  • The constant inputElement is set with a reference to a lightning-input field.
  • Next, the value of that input field is set to 7.
  • Then we use dispatchEvent to trigger an event with a CustomEvent using an event type of “change”.
  • The Promise is familiar and only changed for the value of the changed input field.

Let’s update the code to get it to pass. To do this, add the lightning-input to the HTML file and the handleChange method to the JavaScript controller.

  1. Open unitTest.html.
  2. Add the following code inside the lightning-card and before the div:
        label="Unit Number"
        onchange={handleChange} >
  3. Save the file.
  4. Open unitTest.js.
  5. Add the following code after the @api unitNumber statement:
      handleChange(event) {
        this.unitNumber =;
  6. Save the file and run the tests.
  7. The tests pass because of the added input element and the JavaScript handler.

Test Lifecycle Hooks

Lightning web components have a lifecycle managed by the framework.
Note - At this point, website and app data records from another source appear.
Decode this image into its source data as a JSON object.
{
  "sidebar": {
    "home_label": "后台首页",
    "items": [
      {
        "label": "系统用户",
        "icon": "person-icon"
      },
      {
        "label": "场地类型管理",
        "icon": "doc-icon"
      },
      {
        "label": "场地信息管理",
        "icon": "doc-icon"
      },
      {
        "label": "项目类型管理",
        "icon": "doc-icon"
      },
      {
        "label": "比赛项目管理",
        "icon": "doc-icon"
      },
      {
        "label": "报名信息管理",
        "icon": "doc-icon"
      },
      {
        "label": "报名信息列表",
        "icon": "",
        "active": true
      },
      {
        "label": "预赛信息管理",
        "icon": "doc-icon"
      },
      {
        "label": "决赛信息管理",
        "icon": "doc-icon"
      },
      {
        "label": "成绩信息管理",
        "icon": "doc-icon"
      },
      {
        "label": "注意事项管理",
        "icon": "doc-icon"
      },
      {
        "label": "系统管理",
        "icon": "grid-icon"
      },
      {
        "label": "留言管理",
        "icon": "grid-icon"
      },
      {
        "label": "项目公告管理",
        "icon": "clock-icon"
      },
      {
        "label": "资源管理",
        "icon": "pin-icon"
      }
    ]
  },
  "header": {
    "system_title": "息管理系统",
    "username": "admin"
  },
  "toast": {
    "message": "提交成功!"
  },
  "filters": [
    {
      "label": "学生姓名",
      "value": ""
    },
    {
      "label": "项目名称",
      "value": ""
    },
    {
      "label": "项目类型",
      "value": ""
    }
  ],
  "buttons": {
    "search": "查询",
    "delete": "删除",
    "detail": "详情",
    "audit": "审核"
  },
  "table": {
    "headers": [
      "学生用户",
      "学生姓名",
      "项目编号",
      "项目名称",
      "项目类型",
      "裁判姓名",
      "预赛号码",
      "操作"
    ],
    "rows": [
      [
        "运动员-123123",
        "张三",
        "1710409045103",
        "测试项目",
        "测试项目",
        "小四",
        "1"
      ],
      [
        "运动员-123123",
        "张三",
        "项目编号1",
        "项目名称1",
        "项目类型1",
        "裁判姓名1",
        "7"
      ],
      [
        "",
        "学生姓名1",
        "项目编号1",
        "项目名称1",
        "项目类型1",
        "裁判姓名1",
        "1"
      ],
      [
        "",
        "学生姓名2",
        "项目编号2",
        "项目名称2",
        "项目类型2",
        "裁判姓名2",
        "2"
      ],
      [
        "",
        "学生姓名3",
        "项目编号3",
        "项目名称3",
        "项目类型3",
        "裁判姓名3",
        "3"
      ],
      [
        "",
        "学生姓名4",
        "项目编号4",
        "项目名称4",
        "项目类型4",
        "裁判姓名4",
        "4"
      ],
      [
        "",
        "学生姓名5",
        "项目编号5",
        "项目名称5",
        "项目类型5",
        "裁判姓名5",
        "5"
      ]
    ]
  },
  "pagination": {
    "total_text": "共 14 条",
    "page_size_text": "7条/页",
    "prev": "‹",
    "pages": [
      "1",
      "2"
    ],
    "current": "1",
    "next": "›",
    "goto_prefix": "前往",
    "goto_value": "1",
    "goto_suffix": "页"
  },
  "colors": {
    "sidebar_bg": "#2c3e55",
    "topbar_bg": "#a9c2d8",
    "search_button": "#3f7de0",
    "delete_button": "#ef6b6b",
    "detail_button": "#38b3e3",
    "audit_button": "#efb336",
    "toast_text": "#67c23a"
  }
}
The framework creates components, adds and removes them from the DOM, and renders DOM updates whenever the state of a component changes. There are several methods for interacting with the lifecycle. 

The connectedCallback() lifecycle hook fires when a component is inserted into the DOM. The disconnectedCallback() lifecycle hook fires when a component is removed from the DOM. One use for these hooks is to register and unregister event listeners. 

Take a look at code in the lmsSubscriberWebComponent from the lwc-recipes samples repo for a good example.

Next we look at writing Jest tests for wire services.